Over the years, Dr. Erwin has held many important positions professionally as well as in civic affairs and has received numerous recognitions for his good works. He served as president of the Georgia Heart Association, president of the Society of Internal Medicine and president of the Georgia Lung Association. Besides his full-time practice, he was on the medical staff of St. Mary’s Hospital and established the first coronary care unit at old Athens General Hospital, now ARMC. He helped organize the Athens Heart Clinic that served indigent heart patients. and he was instrumental in setting up the coronary care program at the University’s Sanford Stadium. Dr. Erwin once said that before this service was begun, there was an average of one heart attack at every football game, and most of the sufferers died. After the coronary care unit was established at Sanford Stadium, most heart attack victims there lived.
In his youth and student days, Goodloe Erwin was a splendid athlete, excelling especially in swimming. As a high school senior, he won the Georgia High School Association championships in both the 100- and 40-yard freestyle swimming events. He served as captain of the University’s varsity swimming team in 1940. As an ROTC Advanced Cavalry student at Georgia, he won the silver loving cup for being the best equestrian in 1939. At the University of Georgia, he anchored the 400-yard freestyle relay teams, which won the SEC championship and set a conference record in 1939. In 2004 he was inducted into the Athens Athletic Hall of Fame.
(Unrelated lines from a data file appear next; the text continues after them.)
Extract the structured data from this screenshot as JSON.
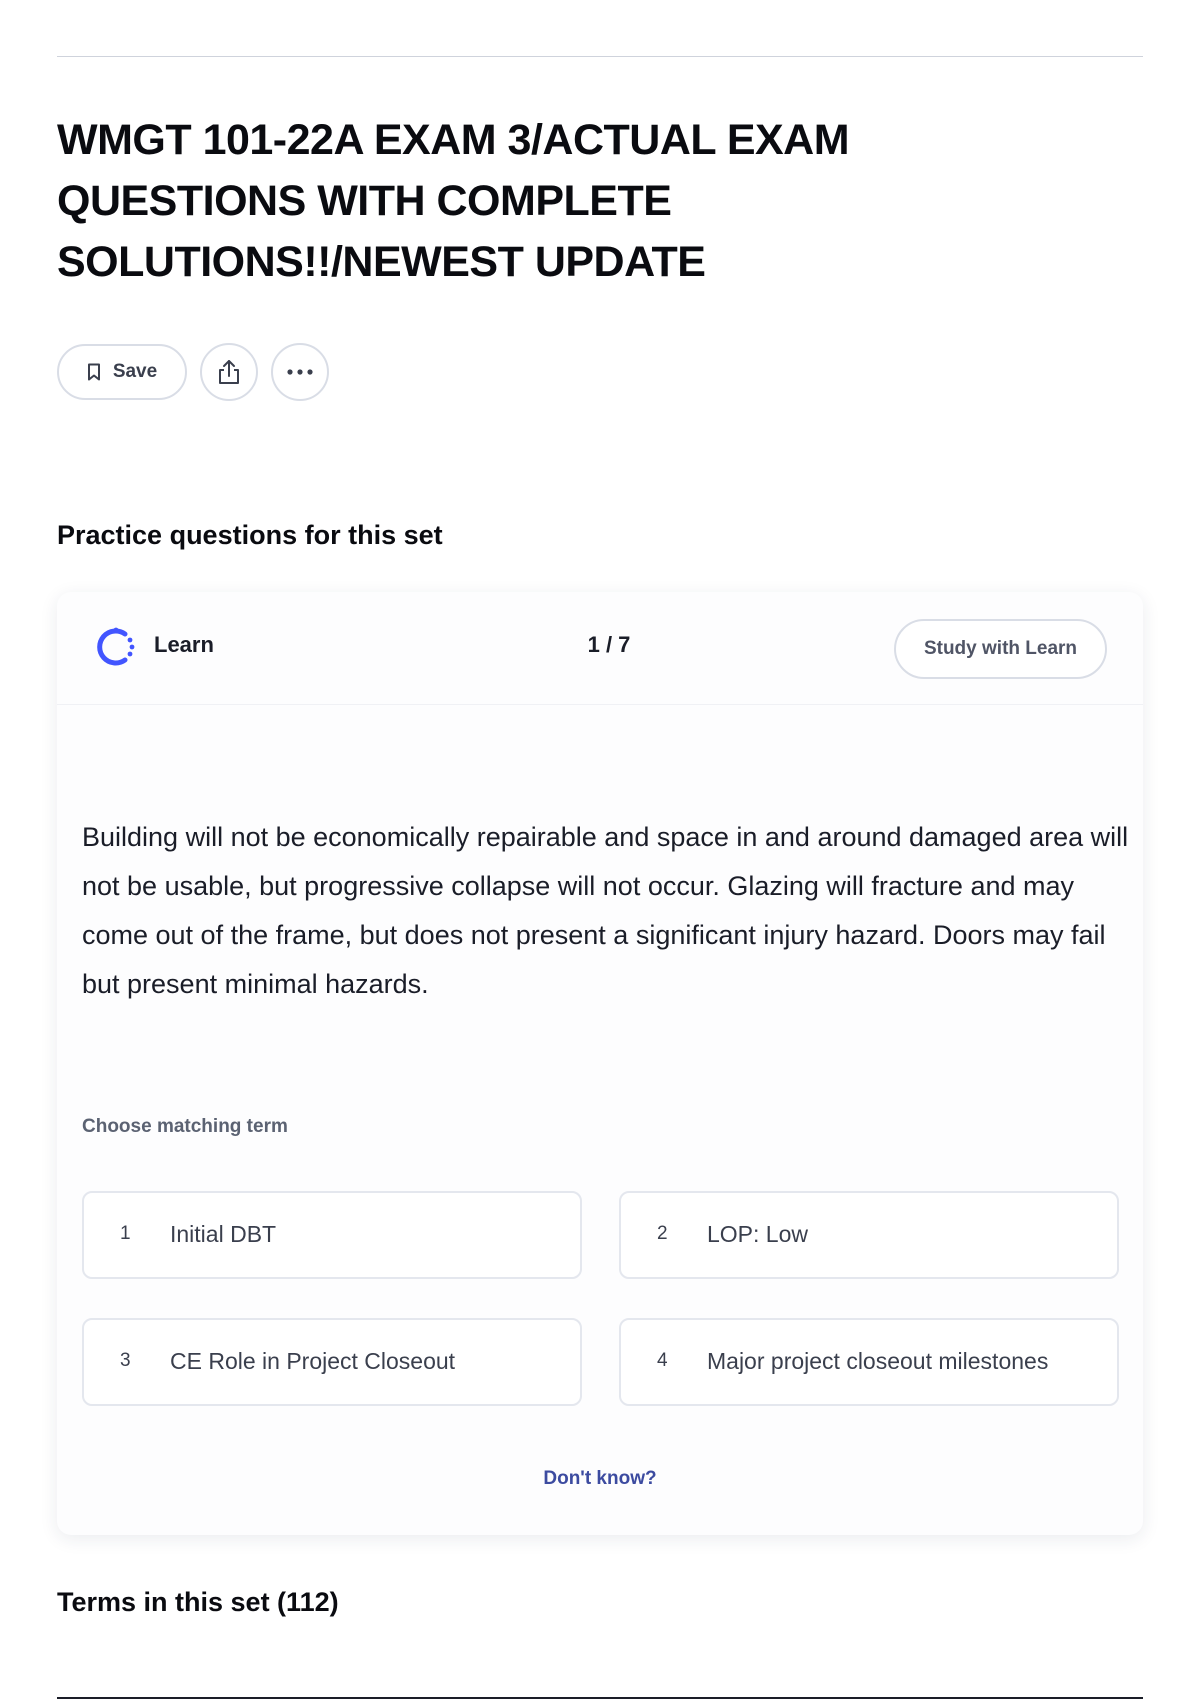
{
  "title": "WMGT 101-22A EXAM 3/ACTUAL EXAM QUESTIONS WITH COMPLETE SOLUTIONS!!/NEWEST UPDATE",
  "actions": {
    "save_label": "Save",
    "save_icon": "bookmark-icon",
    "share_icon": "share-icon",
    "more_icon": "more-horizontal-icon"
  },
  "practice": {
    "heading": "Practice questions for this set",
    "mode_label": "Learn",
    "mode_icon": "learn-progress-icon",
    "progress": "1 / 7",
    "study_button": "Study with Learn",
    "definition": "Building will not be economically repairable and space in and around damaged area will not be usable, but progressive collapse will not occur. Glazing will fracture and may come out of the frame, but does not present a significant injury hazard. Doors may fail but present minimal hazards.",
    "prompt": "Choose matching term",
    "options": [
      {
        "number": "1",
        "text": "Initial DBT"
      },
      {
        "number": "2",
        "text": "LOP: Low"
      },
      {
        "number": "3",
        "text": "CE Role in Project Closeout"
      },
      {
        "number": "4",
        "text": "Major project closeout milestones"
      }
    ],
    "dont_know": "Don't know?"
  },
  "terms_heading": "Terms in this set (112)",
  "colors": {
    "accent": "#4255ff",
    "link": "#3c4ba0",
    "border": "#d9dde6"
  }
}
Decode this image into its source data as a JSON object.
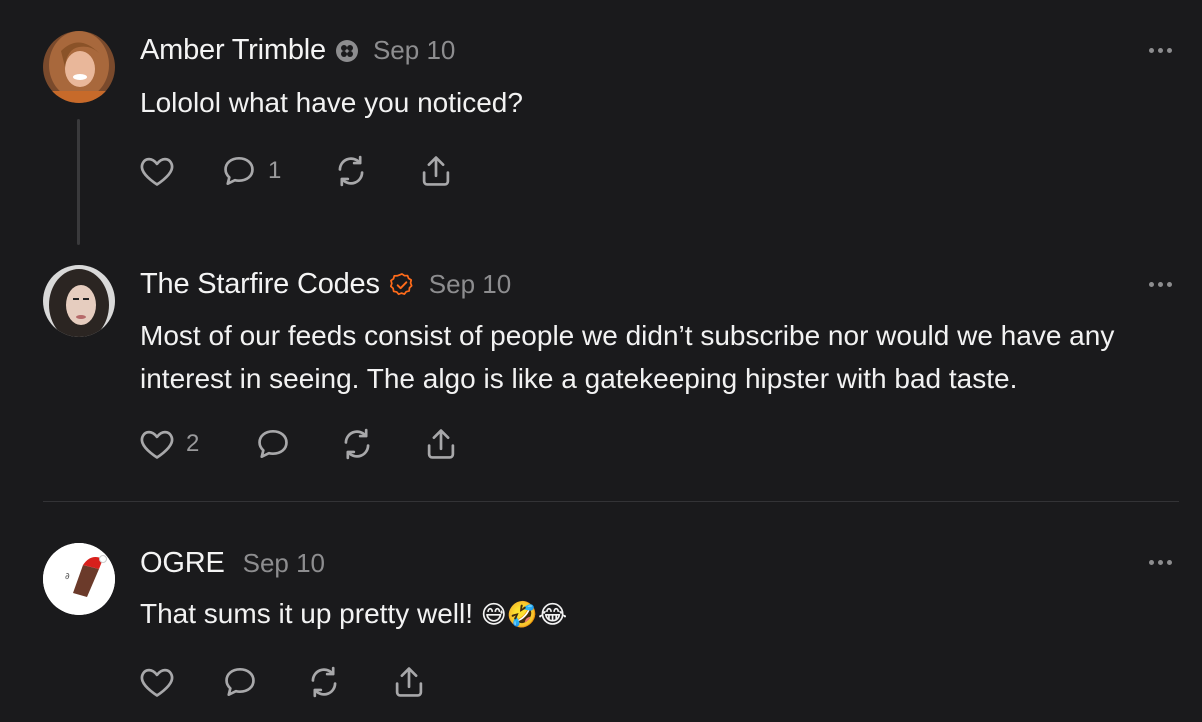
{
  "posts": [
    {
      "author": "Amber Trimble",
      "badge": "subscriber-badge-icon",
      "date": "Sep 10",
      "text": "Lololol what have you noticed?",
      "actions": {
        "likes": "",
        "comments": "1",
        "restacks": "",
        "share": ""
      }
    },
    {
      "author": "The Starfire Codes",
      "badge": "verified-check-icon",
      "date": "Sep 10",
      "text": "Most of our feeds consist of people we didn’t subscribe nor would we have any interest in seeing. The algo is like a gatekeeping hipster with bad taste.",
      "actions": {
        "likes": "2",
        "comments": "",
        "restacks": "",
        "share": ""
      }
    },
    {
      "author": "OGRE",
      "date": "Sep 10",
      "text": "That sums it up pretty well!",
      "emoji": "😅🤣😂",
      "actions": {
        "likes": "",
        "comments": "",
        "restacks": "",
        "share": ""
      }
    }
  ],
  "colors": {
    "background": "#1a1a1c",
    "text": "#f2f2f2",
    "muted": "#8d8d8f",
    "verified": "#ff6b1a"
  }
}
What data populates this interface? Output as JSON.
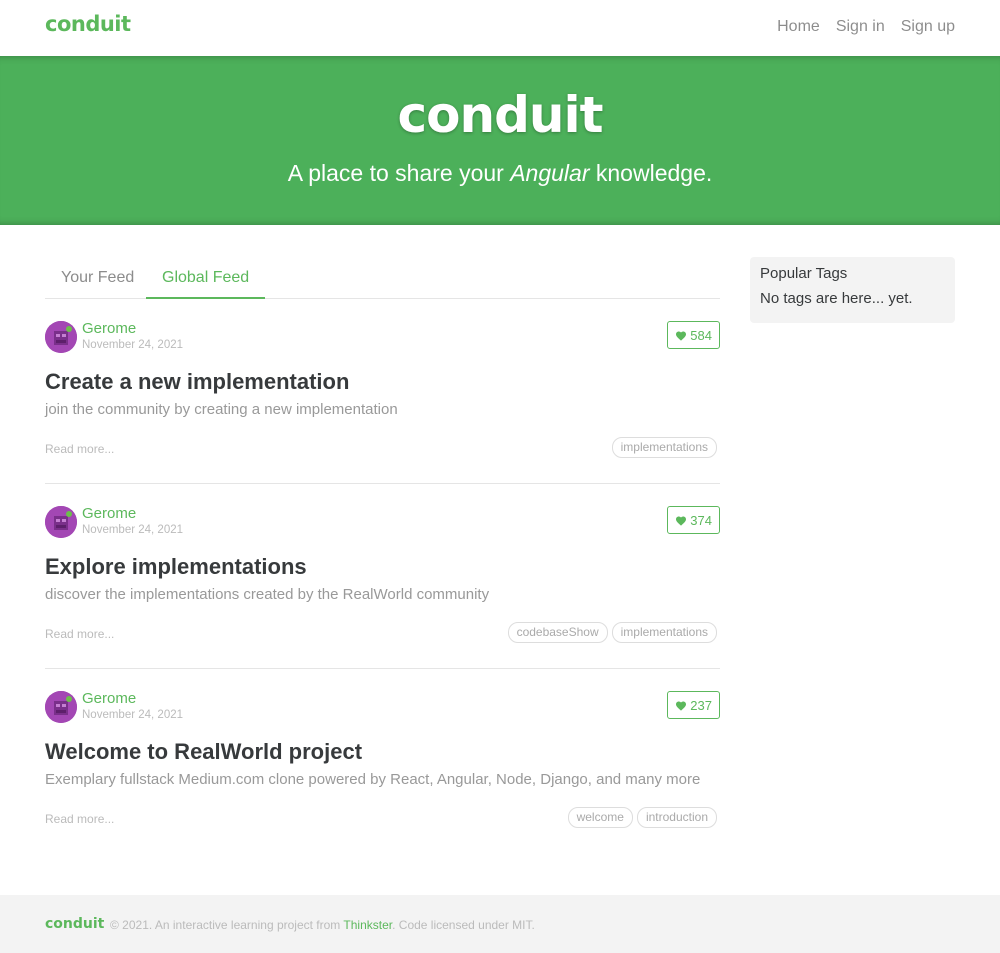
{
  "navbar": {
    "brand": "conduit",
    "links": [
      "Home",
      "Sign in",
      "Sign up"
    ]
  },
  "banner": {
    "title": "conduit",
    "subtitle_before": "A place to share your ",
    "subtitle_em": "Angular",
    "subtitle_after": " knowledge."
  },
  "feed": {
    "tabs": [
      "Your Feed",
      "Global Feed"
    ],
    "active_tab": "Global Feed",
    "articles": [
      {
        "author": "Gerome",
        "date": "November 24, 2021",
        "likes": "584",
        "title": "Create a new implementation",
        "description": "join the community by creating a new implementation",
        "read_more": "Read more...",
        "tags": [
          "implementations"
        ]
      },
      {
        "author": "Gerome",
        "date": "November 24, 2021",
        "likes": "374",
        "title": "Explore implementations",
        "description": "discover the implementations created by the RealWorld community",
        "read_more": "Read more...",
        "tags": [
          "codebaseShow",
          "implementations"
        ]
      },
      {
        "author": "Gerome",
        "date": "November 24, 2021",
        "likes": "237",
        "title": "Welcome to RealWorld project",
        "description": "Exemplary fullstack Medium.com clone powered by React, Angular, Node, Django, and many more",
        "read_more": "Read more...",
        "tags": [
          "welcome",
          "introduction"
        ]
      }
    ]
  },
  "sidebar": {
    "title": "Popular Tags",
    "empty_text": "No tags are here... yet."
  },
  "footer": {
    "brand": "conduit",
    "text_before": "© 2021. An interactive learning project from ",
    "link": "Thinkster",
    "text_after": ". Code licensed under MIT."
  },
  "colors": {
    "brand": "#5cb85c",
    "banner": "#4cb05a",
    "avatar": "#a347b4"
  },
  "icons": {
    "like": "heart-icon",
    "avatar": "avatar-image"
  }
}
In his 80s, Dr. Erwin still swam four or five times a week and golfed twice a week at the Athens Country Club. He competed in the Golden Olympics and won five gold medals in the 50- and 100-yard freestyle events. In 2003 he was selected for “Who’s Who” in Golden Olympics for the United States.
Among his civic involvements, Dr. Erwin was perhaps most prominent as the forceful and creative president of the Athens Historical Society. Keenly interested in the story of Athens and Georgia, he launched and oversaw many successful projects in the Society, including the launching of “The Historian,” a yearly publication from Athens Historical.
Dr. Erwin was a contributing member of the Athens-Clarke Heritage Foundation, the Athens Country Club, the Athens City Club and the First Baptist Church of Athens.
Goodloe Yancey Erwin was the last member of his generation in a prominent Athens family, the last survivor of the nine grandchildren of Judge Alexander Erwin and his wife Mary Ann Lamar Cobb, daughter of Athenian Howell Cobb, who was governor of Georgia, Speaker of the U. S. House, Secretary of the U. S. Treasury and a Confederate general. One admirer of Dr. Erwin told the family this week, “An important link to an anchor generation is gone.” Goodloe Erwin always continued the family tradition of good citizenship and public service.
The graveside funeral will be held at Oconee Hill Cemetery at 3:00 on Sunday, October 27th. For those wishing to make a memorial donation, Dr. Erwin’s choice is the Athens YMCA, 915 Hawthorne Avenue, Athens 30606. Bridges Funeral Home is in charge of arrangements.